Ginger Veggie Stir-fry from Platings and Pairings. Stir-fry's are so easy to make, especially on busy weeknights. I like to use a mix of frozen and fresh vegetables which helps cut down on the amount of time I need to spend chopping! Plus, it makes it economical, especially when some vegetables aren't in season.
Ginger Sesame Tempeh Vegan Lettuce Wraps from Connoisseurus Veg. Tempeh is a great replacement for meat and has a thicker consistency than tofu. It also takes to sauces quite well. This ginger sesame sauce is very simple and the whole recipe takes 20 minutes. If your lettuce wraps often turn out like mine (falling apart) just put the tempeh on a mixed green salad!
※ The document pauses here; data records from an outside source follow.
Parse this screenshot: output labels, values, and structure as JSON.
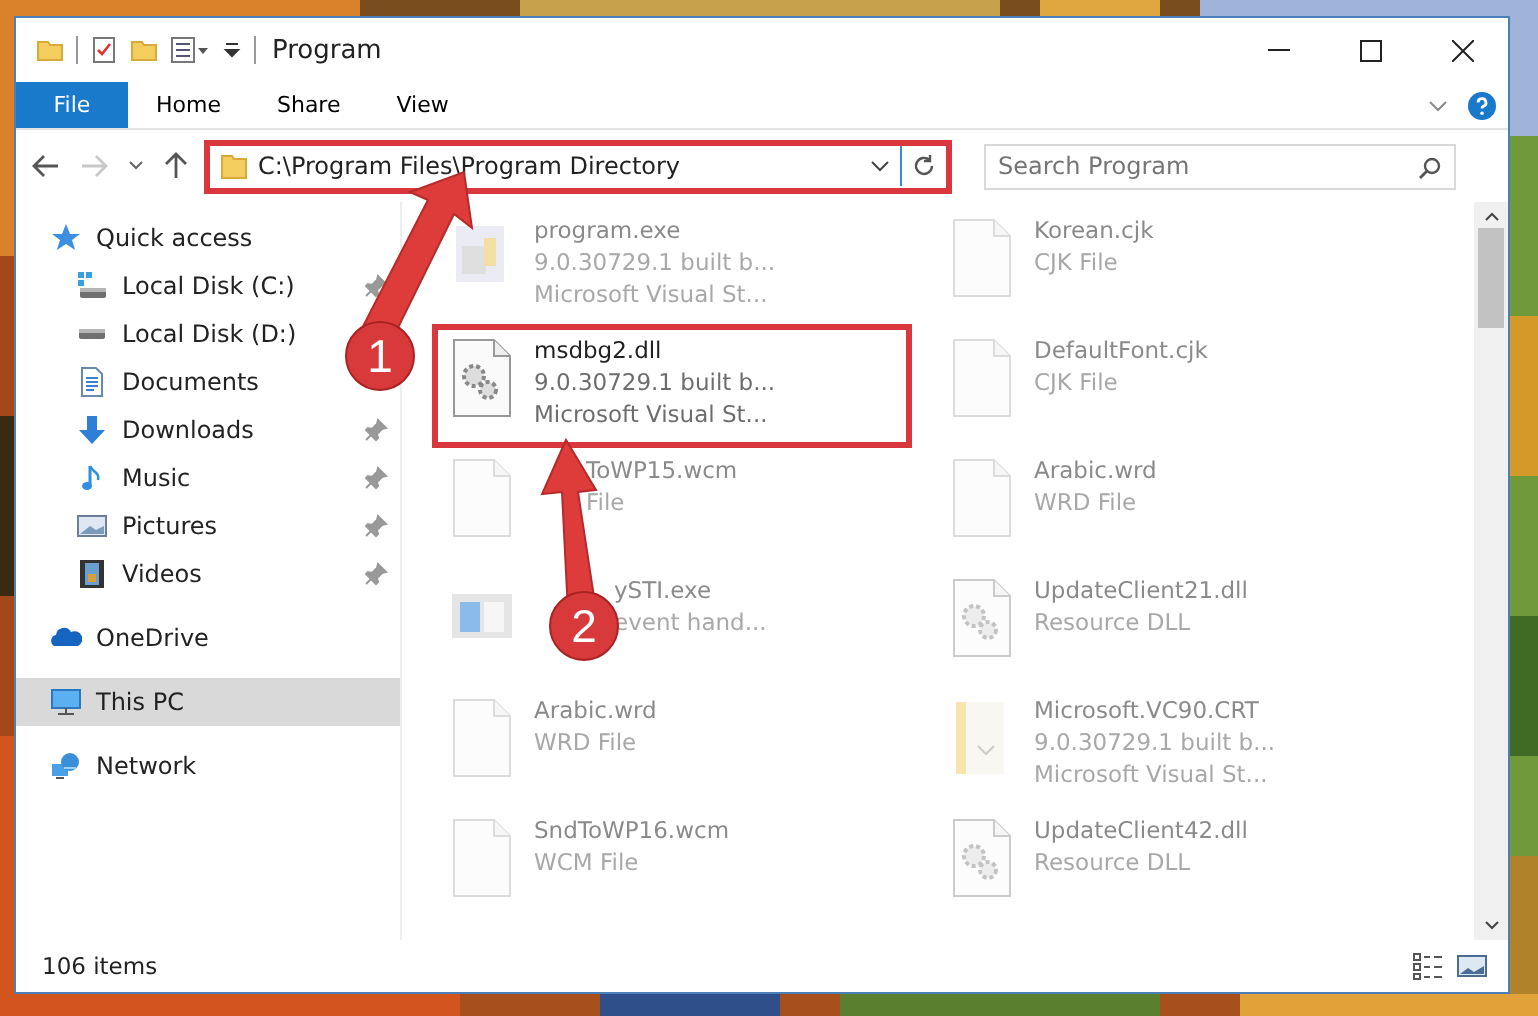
{
  "window": {
    "title": "Program"
  },
  "ribbon": {
    "tabs": [
      {
        "label": "File",
        "kind": "file"
      },
      {
        "label": "Home",
        "kind": "tab"
      },
      {
        "label": "Share",
        "kind": "tab"
      },
      {
        "label": "View",
        "kind": "tab"
      }
    ]
  },
  "nav": {
    "back": {
      "disabled": false
    },
    "forward": {
      "disabled": true
    }
  },
  "address": {
    "path": "C:\\Program Files\\Program Directory",
    "annotated": true
  },
  "search": {
    "placeholder": "Search Program"
  },
  "sidebar": {
    "items": [
      {
        "label": "Quick access",
        "kind": "star",
        "selected": false,
        "children": [
          {
            "label": "Local Disk (C:)",
            "kind": "drive-c",
            "pinned": true
          },
          {
            "label": "Local Disk (D:)",
            "kind": "drive"
          },
          {
            "label": "Documents",
            "kind": "documents"
          },
          {
            "label": "Downloads",
            "kind": "downloads",
            "pinned": true
          },
          {
            "label": "Music",
            "kind": "music",
            "pinned": true
          },
          {
            "label": "Pictures",
            "kind": "pictures",
            "pinned": true
          },
          {
            "label": "Videos",
            "kind": "videos",
            "pinned": true
          }
        ]
      },
      {
        "label": "OneDrive",
        "kind": "cloud",
        "selected": false
      },
      {
        "label": "This PC",
        "kind": "pc",
        "selected": true
      },
      {
        "label": "Network",
        "kind": "network",
        "selected": false
      }
    ]
  },
  "files": [
    {
      "name": "program.exe",
      "details": [
        "9.0.30729.1 built b...",
        "Microsoft Visual St..."
      ],
      "kind": "exe",
      "faded": true,
      "annotated": false
    },
    {
      "name": "Korean.cjk",
      "details": [
        "CJK File"
      ],
      "kind": "blank",
      "faded": true,
      "annotated": false
    },
    {
      "name": "msdbg2.dll",
      "details": [
        "9.0.30729.1 built b...",
        "Microsoft Visual St..."
      ],
      "kind": "gear",
      "faded": false,
      "annotated": true
    },
    {
      "name": "DefaultFont.cjk",
      "details": [
        "CJK File"
      ],
      "kind": "blank",
      "faded": true,
      "annotated": false
    },
    {
      "name": "ToWP15.wcm",
      "details": [
        "File"
      ],
      "kind": "blank",
      "faded": true,
      "annotated": false
    },
    {
      "name": "Arabic.wrd",
      "details": [
        "WRD File"
      ],
      "kind": "blank",
      "faded": true,
      "annotated": false
    },
    {
      "name": "ySTI.exe",
      "details": [
        "event hand..."
      ],
      "kind": "app",
      "faded": true,
      "annotated": false
    },
    {
      "name": "UpdateClient21.dll",
      "details": [
        "Resource DLL"
      ],
      "kind": "resource",
      "faded": true,
      "annotated": false
    },
    {
      "name": "Arabic.wrd",
      "details": [
        "WRD File"
      ],
      "kind": "blank",
      "faded": true,
      "annotated": false
    },
    {
      "name": "Microsoft.VC90.CRT",
      "details": [
        "9.0.30729.1 built b...",
        "Microsoft Visual St..."
      ],
      "kind": "manifest",
      "faded": true,
      "annotated": false
    },
    {
      "name": "SndToWP16.wcm",
      "details": [
        "WCM File"
      ],
      "kind": "blank",
      "faded": true,
      "annotated": false
    },
    {
      "name": "UpdateClient42.dll",
      "details": [
        "Resource DLL"
      ],
      "kind": "resource",
      "faded": true,
      "annotated": false
    }
  ],
  "status": {
    "count": "106 items"
  },
  "callouts": [
    {
      "number": "1"
    },
    {
      "number": "2"
    }
  ]
}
Fresh lemon ginger detoxifying smoothie from Nutrition In The Kitch. Smoothies are a great way to get your day started. Especially, if you don't have time to sit down and eat. Ginger mixes well with almost any type of fruit or veggie in the smoothie so don't be shy! Add as much as you like!
Garlic is the last anti-inflammatory spice for this post and one of my favorites. I have always loved garlic and when I discovered all of the great health benefits of eating garlic, I was hooked. I love just roasting a head of organic garlic and squeezing out the garlic onto a cracker or use it as a spread for a veggie wrap.
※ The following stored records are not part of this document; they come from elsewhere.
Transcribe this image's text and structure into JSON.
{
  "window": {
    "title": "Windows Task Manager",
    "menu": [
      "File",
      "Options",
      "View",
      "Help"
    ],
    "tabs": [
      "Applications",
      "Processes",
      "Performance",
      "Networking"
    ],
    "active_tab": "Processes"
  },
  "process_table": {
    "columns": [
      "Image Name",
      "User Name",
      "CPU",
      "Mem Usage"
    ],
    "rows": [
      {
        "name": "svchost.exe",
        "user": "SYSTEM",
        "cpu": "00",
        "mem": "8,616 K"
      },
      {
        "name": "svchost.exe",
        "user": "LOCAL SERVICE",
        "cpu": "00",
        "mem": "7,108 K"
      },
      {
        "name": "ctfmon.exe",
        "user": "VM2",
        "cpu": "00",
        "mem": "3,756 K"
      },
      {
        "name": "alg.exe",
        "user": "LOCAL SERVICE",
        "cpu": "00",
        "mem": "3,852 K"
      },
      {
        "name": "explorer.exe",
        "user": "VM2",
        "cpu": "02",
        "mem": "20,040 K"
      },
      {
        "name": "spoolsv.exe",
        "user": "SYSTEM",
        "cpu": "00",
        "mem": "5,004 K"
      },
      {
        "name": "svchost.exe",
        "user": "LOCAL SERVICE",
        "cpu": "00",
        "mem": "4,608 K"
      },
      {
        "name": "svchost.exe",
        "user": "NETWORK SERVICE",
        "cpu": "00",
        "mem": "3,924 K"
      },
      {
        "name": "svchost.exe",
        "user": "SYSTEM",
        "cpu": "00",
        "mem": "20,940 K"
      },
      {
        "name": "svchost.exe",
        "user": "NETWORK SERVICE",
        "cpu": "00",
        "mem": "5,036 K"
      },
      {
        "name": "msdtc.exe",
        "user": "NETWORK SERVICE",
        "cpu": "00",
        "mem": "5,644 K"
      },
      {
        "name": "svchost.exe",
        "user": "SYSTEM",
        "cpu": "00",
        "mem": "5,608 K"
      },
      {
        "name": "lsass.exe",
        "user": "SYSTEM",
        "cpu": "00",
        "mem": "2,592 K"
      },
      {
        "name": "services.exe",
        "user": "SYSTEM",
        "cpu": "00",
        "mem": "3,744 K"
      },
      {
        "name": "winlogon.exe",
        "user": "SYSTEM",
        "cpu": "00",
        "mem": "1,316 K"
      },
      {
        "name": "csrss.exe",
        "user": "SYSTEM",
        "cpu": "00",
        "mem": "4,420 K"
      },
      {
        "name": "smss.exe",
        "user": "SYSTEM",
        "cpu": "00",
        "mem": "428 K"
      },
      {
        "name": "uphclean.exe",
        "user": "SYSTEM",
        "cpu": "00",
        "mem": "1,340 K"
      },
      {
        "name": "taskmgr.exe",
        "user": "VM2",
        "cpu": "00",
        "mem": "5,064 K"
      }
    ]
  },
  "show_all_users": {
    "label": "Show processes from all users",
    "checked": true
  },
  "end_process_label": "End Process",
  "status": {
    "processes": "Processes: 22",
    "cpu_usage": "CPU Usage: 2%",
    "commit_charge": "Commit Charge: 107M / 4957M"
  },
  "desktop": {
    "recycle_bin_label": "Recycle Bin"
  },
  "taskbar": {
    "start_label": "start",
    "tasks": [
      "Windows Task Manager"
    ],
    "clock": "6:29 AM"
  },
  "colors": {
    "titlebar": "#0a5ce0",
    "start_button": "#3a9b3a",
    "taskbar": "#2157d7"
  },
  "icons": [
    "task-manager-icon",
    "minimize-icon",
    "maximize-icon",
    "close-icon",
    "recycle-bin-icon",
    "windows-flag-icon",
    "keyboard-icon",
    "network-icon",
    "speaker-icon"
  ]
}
Garlic contains sulfur compounds that reduce inflammation. It is very helpful to reduce pain and inflammation, especially for the joints. (Source: World's Healthiest Foods) Garlic also wards off germs that cause food poisoning and it has prebiotic activity. Prebiotics help give the good bacteria in our digestive tract the energy it needs to thrive, which promotes healthy digestion. (Source: Livestrong)
Here are a few recipes using garlic.
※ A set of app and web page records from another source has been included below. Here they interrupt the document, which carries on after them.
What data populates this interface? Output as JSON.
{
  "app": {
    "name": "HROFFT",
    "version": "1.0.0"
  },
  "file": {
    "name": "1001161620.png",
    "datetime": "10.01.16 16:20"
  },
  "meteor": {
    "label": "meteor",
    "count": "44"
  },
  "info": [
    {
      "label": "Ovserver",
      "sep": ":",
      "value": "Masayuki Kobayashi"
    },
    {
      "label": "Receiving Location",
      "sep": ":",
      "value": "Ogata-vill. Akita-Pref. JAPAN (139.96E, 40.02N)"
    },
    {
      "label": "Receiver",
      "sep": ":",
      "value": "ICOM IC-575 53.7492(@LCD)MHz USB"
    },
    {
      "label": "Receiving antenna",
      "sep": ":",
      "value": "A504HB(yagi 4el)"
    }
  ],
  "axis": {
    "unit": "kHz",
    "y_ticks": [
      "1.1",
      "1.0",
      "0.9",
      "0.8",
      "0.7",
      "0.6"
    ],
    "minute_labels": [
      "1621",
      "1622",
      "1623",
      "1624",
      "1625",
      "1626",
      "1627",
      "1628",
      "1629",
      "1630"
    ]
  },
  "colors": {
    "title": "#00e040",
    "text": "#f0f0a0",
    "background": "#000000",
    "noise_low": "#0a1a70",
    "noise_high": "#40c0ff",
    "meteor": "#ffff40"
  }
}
Healthy Garlic Herb Chicken Salad from Pinch of Yum. What I really love about this recipe is the dressing that uses garlic, olive oil, water, basil, parsley and lemon juice. If you don't eat meat, this dressing works with a vegetarian version of this salad. I would use blanched broccoli or cooked tempeh in place of the chicken.
Sundried Tomato and Lentil Salad from Garlic Matters. Lentils are one of the best legumes to eat regularly. They are high in protein and fiber, which adds nutrients to any dish. I love eating them in salads because it gives a different texture and fills me up. The dressing is full of garlic which also supports a healthy gut.
Creamy Roasted Garlic Potato Soup from How Sweet Eats. This recipe contains cream but since I am dairy-free, I would use either coconut milk or leave it out altogether. Since potato soup is pureed, I find the potatoes give me enough creaminess all on their own. The roasted garlic really shines in this recipe, making it full of flavor.
I hope you enjoyed this post about the anti-inflammatory properties of turmeric, ginger and garlic. If you are working on solving gut health issues, these spices are critical to have in your routine. From the recipes I shared, it is easy to see how they can be incorporated into meals.
Do you think you will try any of the recipes? Let me know in the comments below.